Phoenicia, in ancient times, a coastal strip along the eastern Mediterranean Sea. It included the coast of what is now Lebanon and adjoining parts of Israel and Syria. The Phoenicians were sea traders and established colonies throughout the Mediterranean, the most notable being Carthage. The Greeks probably got their alphabet from the Phoenicians, who had one as early as 1000 B.C.

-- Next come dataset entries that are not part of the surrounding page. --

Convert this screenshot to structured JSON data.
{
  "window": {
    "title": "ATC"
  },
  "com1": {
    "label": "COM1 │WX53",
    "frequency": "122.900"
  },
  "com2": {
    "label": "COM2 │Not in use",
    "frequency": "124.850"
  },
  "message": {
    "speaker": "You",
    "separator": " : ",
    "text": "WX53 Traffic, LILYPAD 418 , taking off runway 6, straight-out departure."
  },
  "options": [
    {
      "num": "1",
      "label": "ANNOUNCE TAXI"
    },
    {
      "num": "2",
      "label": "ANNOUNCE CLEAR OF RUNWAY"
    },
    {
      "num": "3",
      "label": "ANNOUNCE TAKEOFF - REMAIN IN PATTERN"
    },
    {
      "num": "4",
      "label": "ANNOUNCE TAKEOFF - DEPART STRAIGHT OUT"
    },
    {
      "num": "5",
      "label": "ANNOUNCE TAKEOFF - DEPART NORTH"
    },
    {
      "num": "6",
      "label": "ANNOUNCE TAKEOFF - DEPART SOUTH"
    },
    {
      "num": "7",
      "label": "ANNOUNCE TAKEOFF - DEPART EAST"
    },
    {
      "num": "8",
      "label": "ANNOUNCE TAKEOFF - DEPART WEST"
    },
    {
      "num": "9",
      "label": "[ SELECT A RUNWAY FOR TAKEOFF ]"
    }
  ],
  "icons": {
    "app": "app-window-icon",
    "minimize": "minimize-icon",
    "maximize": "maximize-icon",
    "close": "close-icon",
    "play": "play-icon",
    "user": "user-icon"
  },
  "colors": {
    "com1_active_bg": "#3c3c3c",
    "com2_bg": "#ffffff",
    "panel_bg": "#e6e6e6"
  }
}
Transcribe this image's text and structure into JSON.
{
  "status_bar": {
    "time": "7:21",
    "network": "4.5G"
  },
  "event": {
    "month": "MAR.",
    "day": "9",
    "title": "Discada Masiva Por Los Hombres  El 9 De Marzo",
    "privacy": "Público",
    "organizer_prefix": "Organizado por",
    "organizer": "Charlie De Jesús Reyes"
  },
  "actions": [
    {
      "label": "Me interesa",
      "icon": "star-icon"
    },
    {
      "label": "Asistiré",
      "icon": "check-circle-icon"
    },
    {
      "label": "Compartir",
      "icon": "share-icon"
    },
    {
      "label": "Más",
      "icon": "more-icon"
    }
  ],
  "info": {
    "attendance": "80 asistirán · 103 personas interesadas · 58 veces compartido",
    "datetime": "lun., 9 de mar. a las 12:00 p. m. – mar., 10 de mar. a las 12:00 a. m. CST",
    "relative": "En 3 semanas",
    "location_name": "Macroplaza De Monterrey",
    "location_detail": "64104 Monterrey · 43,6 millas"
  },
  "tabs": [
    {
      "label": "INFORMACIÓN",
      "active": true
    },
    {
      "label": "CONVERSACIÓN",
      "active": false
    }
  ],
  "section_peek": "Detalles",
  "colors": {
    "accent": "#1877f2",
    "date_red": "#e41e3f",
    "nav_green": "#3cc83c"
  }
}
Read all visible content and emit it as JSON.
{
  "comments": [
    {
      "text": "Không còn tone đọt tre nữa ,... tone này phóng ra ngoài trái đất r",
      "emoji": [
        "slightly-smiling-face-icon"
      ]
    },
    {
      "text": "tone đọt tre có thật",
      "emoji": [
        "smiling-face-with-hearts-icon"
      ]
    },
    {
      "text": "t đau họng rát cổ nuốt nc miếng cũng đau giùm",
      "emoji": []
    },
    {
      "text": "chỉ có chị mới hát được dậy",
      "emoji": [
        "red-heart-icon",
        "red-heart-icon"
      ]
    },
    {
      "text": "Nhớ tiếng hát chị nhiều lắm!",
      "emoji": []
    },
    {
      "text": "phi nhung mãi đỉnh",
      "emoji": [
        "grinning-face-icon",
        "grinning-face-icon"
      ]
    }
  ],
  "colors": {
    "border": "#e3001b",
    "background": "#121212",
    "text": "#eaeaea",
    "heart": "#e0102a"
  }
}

The great age of Phoenician trade was between 1200 and 700 B.C. Colonies and trading posts were established on Cyprus, Sardinia, and Malta, and in North Africa and Spain. Phoenician ships may have sailed as far north as Britain. By way of the Red Sea, they traded with east Africa, southern Arabia, and India. Chief articles of trade were purple dye, timber, carved furniture, jewelry, textiles, glass, and copperware.
The Phoenicians, a Semitic people, were Canaanites who lived in the coastal area north of the Hebrews. Phoenicia was not a unified kingdom but a group of independent city-states, which on occasion formed a temporary league. The leading cities were Sidon and Tyre. Another city was Byblos, from which comes the word “bible” (because the city exported papyrus for writing). El, Baal, and Astarte were the chief gods and goddesses worshiped in Phoenicia.
In 677 B.C. Sidon was destroyed by the Assyrians, and Tyre paid heavy tribute. When Assyrian rule ended about 630 B.C., the Phoenicians had already lost much of the Mediterranean trade to the Greeks and Carthaginians. Phoenicia became subject, in turn, to the Babylonians, Persians, and Macedonians. Alexander the Great destroyed Tyre in 332 B.C. after a seven-month siege. In 64 B.C. Phoenicia was annexed to the Roman province of Syria. By then it had lost virtually all distinction from neighboring regions.